*** Opening of SOURCE DATA ***
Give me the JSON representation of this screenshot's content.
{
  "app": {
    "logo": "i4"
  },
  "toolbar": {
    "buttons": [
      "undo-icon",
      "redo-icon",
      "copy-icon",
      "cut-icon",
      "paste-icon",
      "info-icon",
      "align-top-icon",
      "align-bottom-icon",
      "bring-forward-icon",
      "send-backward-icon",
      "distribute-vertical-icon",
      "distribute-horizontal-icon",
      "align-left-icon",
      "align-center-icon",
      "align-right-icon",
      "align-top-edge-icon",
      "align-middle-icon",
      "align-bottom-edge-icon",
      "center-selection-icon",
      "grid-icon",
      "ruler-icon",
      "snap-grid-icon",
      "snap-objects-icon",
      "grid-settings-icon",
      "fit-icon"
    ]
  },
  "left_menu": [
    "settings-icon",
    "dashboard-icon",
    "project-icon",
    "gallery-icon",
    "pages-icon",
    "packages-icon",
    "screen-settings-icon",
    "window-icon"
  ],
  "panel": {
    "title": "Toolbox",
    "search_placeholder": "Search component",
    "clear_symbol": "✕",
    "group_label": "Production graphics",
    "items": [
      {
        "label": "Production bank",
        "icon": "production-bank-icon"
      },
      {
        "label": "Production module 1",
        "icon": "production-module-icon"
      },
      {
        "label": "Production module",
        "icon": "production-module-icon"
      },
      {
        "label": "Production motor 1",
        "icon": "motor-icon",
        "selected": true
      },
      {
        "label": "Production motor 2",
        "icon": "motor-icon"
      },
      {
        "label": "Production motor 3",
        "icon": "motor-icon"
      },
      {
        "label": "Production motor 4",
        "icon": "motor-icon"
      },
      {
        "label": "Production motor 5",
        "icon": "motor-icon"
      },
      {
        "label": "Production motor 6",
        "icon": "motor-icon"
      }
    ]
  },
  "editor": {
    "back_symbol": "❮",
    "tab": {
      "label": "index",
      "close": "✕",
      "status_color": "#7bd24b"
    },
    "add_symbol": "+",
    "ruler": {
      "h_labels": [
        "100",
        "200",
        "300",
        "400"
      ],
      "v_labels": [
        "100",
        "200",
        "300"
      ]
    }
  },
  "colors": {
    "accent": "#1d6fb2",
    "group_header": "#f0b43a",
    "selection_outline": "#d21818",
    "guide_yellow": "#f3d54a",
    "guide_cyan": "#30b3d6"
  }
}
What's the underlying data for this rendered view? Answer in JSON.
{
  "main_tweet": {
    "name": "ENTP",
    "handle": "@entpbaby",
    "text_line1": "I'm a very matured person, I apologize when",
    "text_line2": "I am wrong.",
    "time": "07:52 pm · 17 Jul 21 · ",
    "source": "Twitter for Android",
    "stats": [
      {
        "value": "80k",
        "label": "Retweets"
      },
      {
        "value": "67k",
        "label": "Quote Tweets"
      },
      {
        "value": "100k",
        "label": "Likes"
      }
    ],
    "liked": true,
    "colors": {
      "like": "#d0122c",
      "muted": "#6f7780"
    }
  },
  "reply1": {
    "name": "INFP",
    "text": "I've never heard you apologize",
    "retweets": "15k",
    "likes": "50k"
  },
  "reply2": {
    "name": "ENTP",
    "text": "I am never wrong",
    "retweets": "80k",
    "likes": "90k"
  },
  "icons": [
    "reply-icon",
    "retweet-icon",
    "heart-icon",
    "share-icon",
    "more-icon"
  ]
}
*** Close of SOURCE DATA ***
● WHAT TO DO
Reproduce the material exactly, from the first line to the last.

● RESPONSE FOR THIS EXERCISE
Give me the JSON representation of this screenshot's content.
{
  "app": {
    "logo": "i4"
  },
  "toolbar": {
    "buttons": [
      "undo-icon",
      "redo-icon",
      "copy-icon",
      "cut-icon",
      "paste-icon",
      "info-icon",
      "align-top-icon",
      "align-bottom-icon",
      "bring-forward-icon",
      "send-backward-icon",
      "distribute-vertical-icon",
      "distribute-horizontal-icon",
      "align-left-icon",
      "align-center-icon",
      "align-right-icon",
      "align-top-edge-icon",
      "align-middle-icon",
      "align-bottom-edge-icon",
      "center-selection-icon",
      "grid-icon",
      "ruler-icon",
      "snap-grid-icon",
      "snap-objects-icon",
      "grid-settings-icon",
      "fit-icon"
    ]
  },
  "left_menu": [
    "settings-icon",
    "dashboard-icon",
    "project-icon",
    "gallery-icon",
    "pages-icon",
    "packages-icon",
    "screen-settings-icon",
    "window-icon"
  ],
  "panel": {
    "title": "Toolbox",
    "search_placeholder": "Search component",
    "clear_symbol": "✕",
    "group_label": "Production graphics",
    "items": [
      {
        "label": "Production bank",
        "icon": "production-bank-icon"
      },
      {
        "label": "Production module 1",
        "icon": "production-module-icon"
      },
      {
        "label": "Production module",
        "icon": "production-module-icon"
      },
      {
        "label": "Production motor 1",
        "icon": "motor-icon",
        "selected": true
      },
      {
        "label": "Production motor 2",
        "icon": "motor-icon"
      },
      {
        "label": "Production motor 3",
        "icon": "motor-icon"
      },
      {
        "label": "Production motor 4",
        "icon": "motor-icon"
      },
      {
        "label": "Production motor 5",
        "icon": "motor-icon"
      },
      {
        "label": "Production motor 6",
        "icon": "motor-icon"
      }
    ]
  },
  "editor": {
    "back_symbol": "❮",
    "tab": {
      "label": "index",
      "close": "✕",
      "status_color": "#7bd24b"
    },
    "add_symbol": "+",
    "ruler": {
      "h_labels": [
        "100",
        "200",
        "300",
        "400"
      ],
      "v_labels": [
        "100",
        "200",
        "300"
      ]
    }
  },
  "colors": {
    "accent": "#1d6fb2",
    "group_header": "#f0b43a",
    "selection_outline": "#d21818",
    "guide_yellow": "#f3d54a",
    "guide_cyan": "#30b3d6"
  }
}
What's the underlying data for this rendered view? Answer in JSON.
{
  "main_tweet": {
    "name": "ENTP",
    "handle": "@entpbaby",
    "text_line1": "I'm a very matured person, I apologize when",
    "text_line2": "I am wrong.",
    "time": "07:52 pm · 17 Jul 21 · ",
    "source": "Twitter for Android",
    "stats": [
      {
        "value": "80k",
        "label": "Retweets"
      },
      {
        "value": "67k",
        "label": "Quote Tweets"
      },
      {
        "value": "100k",
        "label": "Likes"
      }
    ],
    "liked": true,
    "colors": {
      "like": "#d0122c",
      "muted": "#6f7780"
    }
  },
  "reply1": {
    "name": "INFP",
    "text": "I've never heard you apologize",
    "retweets": "15k",
    "likes": "50k"
  },
  "reply2": {
    "name": "ENTP",
    "text": "I am never wrong",
    "retweets": "80k",
    "likes": "90k"
  },
  "icons": [
    "reply-icon",
    "retweet-icon",
    "heart-icon",
    "share-icon",
    "more-icon"
  ]
}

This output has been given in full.